At eight weeks, though, and with a reasonable number of birds, you should start to notice some differences within the group.
There are certain looks, mostly around the comb and wattles area and tail/back feathers, but this can be more or less obvious in different breeds and isn’t totally reliable for sexing chicks. For the first few hatches, I recommend you ring birds you suspect are male and check your success rate at sexing chicks first!
If you know how to sex chicks, you can observe them and build up some degree of confidence before you make firm decisions. There will be different behaviours between the male and female. This starts around 3 weeks of age until by 12 weeks; young males are strutting around, sparring with one another and crowing!
Sexing chicks: what to look for
So here are my tips for what to look out for in male and female chicks. Between five and eight weeks is about the earliest I would consider sexing chicks. I usually remove unwanted male chicks around 8 weeks.
You might be able to re-home a few male birds, but unfortunately, you may also need to cull some too. Sadly, it’s a fact we have to accept if we are going to breed poultry.
The neck dislocation method is still the best way to kill a chicken and the only humane option for most small scale hobby keepers. If you’re breeding a lot of birds, you might want to look at buying a captive bolt gun, although I have found it hard to find the right kind for sale here in the UK.
The ‘pliers’ or wall mounted dispatchers crush the neck and are not recommended by the Humane Slaughter Association.
1. Back and Tail Feathers
Back and tail feathers on cockerels will be more pointed, pullets will have slightly more rounded feathers on the ends.

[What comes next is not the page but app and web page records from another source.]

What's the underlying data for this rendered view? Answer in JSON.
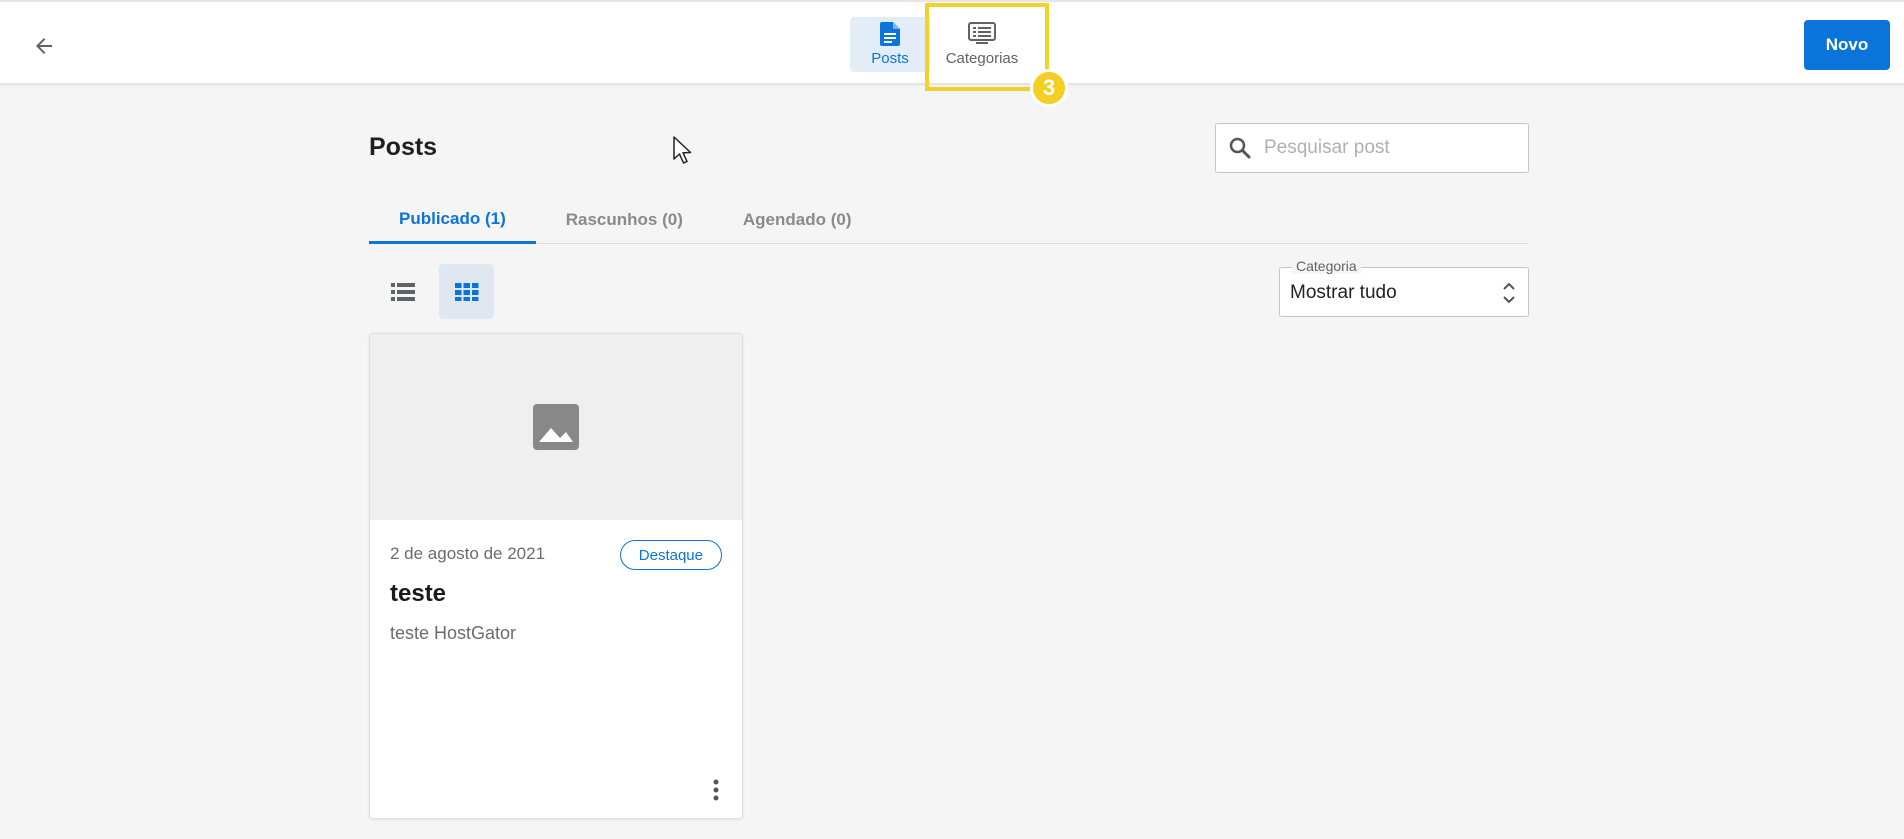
{
  "header": {
    "nav_tabs": [
      {
        "label": "Posts",
        "icon": "document-icon",
        "active": true
      },
      {
        "label": "Categorias",
        "icon": "categories-icon",
        "active": false
      }
    ],
    "step_badge": "3",
    "new_button_label": "Novo"
  },
  "main": {
    "title": "Posts",
    "search": {
      "placeholder": "Pesquisar post",
      "value": ""
    },
    "tabs": [
      {
        "label": "Publicado (1)",
        "active": true
      },
      {
        "label": "Rascunhos (0)",
        "active": false
      },
      {
        "label": "Agendado (0)",
        "active": false
      }
    ],
    "view_mode": "grid",
    "category_filter": {
      "label": "Categoria",
      "value": "Mostrar tudo"
    }
  },
  "posts": [
    {
      "date": "2 de agosto de 2021",
      "badge": "Destaque",
      "title": "teste",
      "description": "teste HostGator"
    }
  ],
  "colors": {
    "accent": "#0a74da",
    "highlight": "#f2d12a",
    "background": "#f5f5f5"
  }
}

Together with the feathering, cockerels tend to have slightly longer tails than pullets, although it can be the other way around for some breeds, so it’s best to get to know the breed in question.

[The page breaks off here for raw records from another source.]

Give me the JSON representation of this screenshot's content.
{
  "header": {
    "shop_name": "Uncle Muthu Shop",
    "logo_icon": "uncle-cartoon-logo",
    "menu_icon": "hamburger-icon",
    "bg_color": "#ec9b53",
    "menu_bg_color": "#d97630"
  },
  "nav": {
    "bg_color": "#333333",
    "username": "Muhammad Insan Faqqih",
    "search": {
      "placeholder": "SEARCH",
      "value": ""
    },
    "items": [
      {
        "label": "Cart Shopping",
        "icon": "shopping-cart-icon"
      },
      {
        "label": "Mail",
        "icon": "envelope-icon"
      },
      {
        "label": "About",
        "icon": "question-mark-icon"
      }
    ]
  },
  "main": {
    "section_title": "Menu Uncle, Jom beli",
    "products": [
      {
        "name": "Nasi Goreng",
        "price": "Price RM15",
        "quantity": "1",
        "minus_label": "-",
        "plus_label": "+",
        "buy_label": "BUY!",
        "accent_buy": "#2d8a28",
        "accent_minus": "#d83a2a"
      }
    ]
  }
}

3. Wattles and Combs
Probably the most obvious of all is the faster growth and the brighter red colour of the boy’s wattles and combs from about 5 or 6 weeks (easier in breeds that have larger combs).
Don’t rely on this factor alone; I have often mixed up cockerels and pullets; it isn’t definite but usually a pretty good indicator, especially if cross-checked with other signs.
Chicks will spar with one another from around 6 weeks of age, but cockerels will do this more often and start to stand tall, pushing their chests out, showing typical male ‘strutting’ behaviour.
Often male chicks will raise their hackles as they assert their dominance over other chicks or when startled/approached.
Male chicks are usually larger than the female, and simply handling them can give you a good idea of their sex; however, if you look at their legs and feet, this can also be a good indicator as the boys tend to have stocky legs and bigger feet.
Eventually, by 8 to 10 weeks, young cockerels will start crowing. The trouble is, at first, it’s a small screech and it takes weeks of practice to get to a full cock-a-doodle-do, so unless you see which bird it was, you may miss it!
Do you have any tips on how to sex chicks? Perhaps specific to a breed? I look forward to your comments below.